I’ve discovered something. My inspiration has dwindled since marathon training ended. I’m not kidding. I never realized what the long run did for my psyche — truly — until now. It was the long run (the really long run) that I could free my mind, open my imagine and dream about doing things that actually felt possible due to the incredibly powerful dose of endorphins that are shooting through your body during that time.
|“Exercise gives you endorphins. Endorphins make you happy. Happy people just don’t shoot their husbands.” — Elle Woods|
It was the long run, when I ran through the cramps, the not-enough-sleep, the hunger, the anger, the anxiety, the hopes, the dreams and came out on the others side with perspective, clarity, rationality, focus. What is it about the long run?
Since ending training, my “long run” is usually no more than 7-8 miles. And when I do it, it’s not nearly as fun. I’m not working towards a goal and lately, I’ve just wanted to get it over with. Yikes! I wake up when I want on Saturdays, drink my coffee, lay around and next thing I know it’s 11 or 12pm and I do NOT want to gear up for a run.
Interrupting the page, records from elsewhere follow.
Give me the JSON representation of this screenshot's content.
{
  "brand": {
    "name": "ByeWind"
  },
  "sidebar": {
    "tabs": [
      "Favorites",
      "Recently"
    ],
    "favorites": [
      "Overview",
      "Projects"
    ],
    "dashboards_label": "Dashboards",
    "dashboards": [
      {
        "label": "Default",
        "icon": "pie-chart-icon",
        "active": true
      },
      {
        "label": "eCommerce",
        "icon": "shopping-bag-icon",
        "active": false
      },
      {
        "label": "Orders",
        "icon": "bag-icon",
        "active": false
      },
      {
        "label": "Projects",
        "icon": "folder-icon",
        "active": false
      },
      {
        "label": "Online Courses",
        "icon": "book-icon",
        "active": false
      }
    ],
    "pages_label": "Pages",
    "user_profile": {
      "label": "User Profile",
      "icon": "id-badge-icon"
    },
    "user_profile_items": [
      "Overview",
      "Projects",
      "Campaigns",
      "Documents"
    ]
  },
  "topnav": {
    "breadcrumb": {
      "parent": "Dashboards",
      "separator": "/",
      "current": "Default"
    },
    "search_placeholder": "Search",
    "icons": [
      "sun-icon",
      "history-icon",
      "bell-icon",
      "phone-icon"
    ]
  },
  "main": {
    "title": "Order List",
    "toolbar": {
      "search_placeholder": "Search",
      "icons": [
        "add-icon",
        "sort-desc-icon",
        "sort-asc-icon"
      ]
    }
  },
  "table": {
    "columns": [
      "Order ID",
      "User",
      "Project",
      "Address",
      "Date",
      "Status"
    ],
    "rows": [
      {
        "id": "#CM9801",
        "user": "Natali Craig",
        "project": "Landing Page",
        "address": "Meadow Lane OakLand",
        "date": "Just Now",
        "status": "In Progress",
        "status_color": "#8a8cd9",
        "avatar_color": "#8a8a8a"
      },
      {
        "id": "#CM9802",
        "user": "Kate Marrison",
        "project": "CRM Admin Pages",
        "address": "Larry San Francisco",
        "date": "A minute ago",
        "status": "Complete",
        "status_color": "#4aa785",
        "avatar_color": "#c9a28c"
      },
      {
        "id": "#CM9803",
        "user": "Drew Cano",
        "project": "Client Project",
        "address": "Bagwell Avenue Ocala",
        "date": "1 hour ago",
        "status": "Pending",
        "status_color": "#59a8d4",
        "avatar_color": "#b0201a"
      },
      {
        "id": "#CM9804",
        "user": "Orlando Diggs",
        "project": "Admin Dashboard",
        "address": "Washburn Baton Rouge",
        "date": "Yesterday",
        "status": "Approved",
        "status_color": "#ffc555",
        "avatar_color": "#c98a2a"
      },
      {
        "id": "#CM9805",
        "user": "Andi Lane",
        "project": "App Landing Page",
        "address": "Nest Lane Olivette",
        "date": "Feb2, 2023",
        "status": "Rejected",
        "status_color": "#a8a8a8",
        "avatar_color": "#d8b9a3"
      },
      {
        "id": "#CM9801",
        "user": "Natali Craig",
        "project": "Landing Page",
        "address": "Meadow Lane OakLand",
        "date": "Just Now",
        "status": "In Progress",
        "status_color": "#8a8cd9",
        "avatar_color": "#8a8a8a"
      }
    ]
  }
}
The thing about training is you are always up early. You don’t have time to think about how much you don’t want to do it. You get to be done — and have appreciated a gorgeous sunrise — by 8 or 9am! You are mentally prepared for a certain, a certain pace, a certain mileage. Leisurely running is lazy, unfocused, rushed, and totally not as effective mentally. My physical workout may get done, but the mental and spiritual have been tossed aside.
When I was in training mode, blog posts just flew into my head — great ideas for things to write about and interesting subjects related to running to ponder. It’s no wonder I enjoy running so much more with a goal in mind!
For years, I ran — to burn calories. I never liked it. I think that’s what people who say they “hate to run” are missing. They don’t know the passion and the inspiration it can bring with it. It doesn’t happen if you are only waiting for the run to end. It happens when you are open-ended, long-winded, heading down a long road with time on your hands.
So, while I’m sort of dreading starting up training again for the DC Rock n’ Roll marathon in March — I also sort of can’t wait. It’s never easy when you start, but it’s always worth it by the end. You come away with so much more life than you started with. I’ve never trained in the winter so this will be interested. Does the cold sun or the chilly clouds bring a different kind of inspiration? You know I’ll come back and tell you!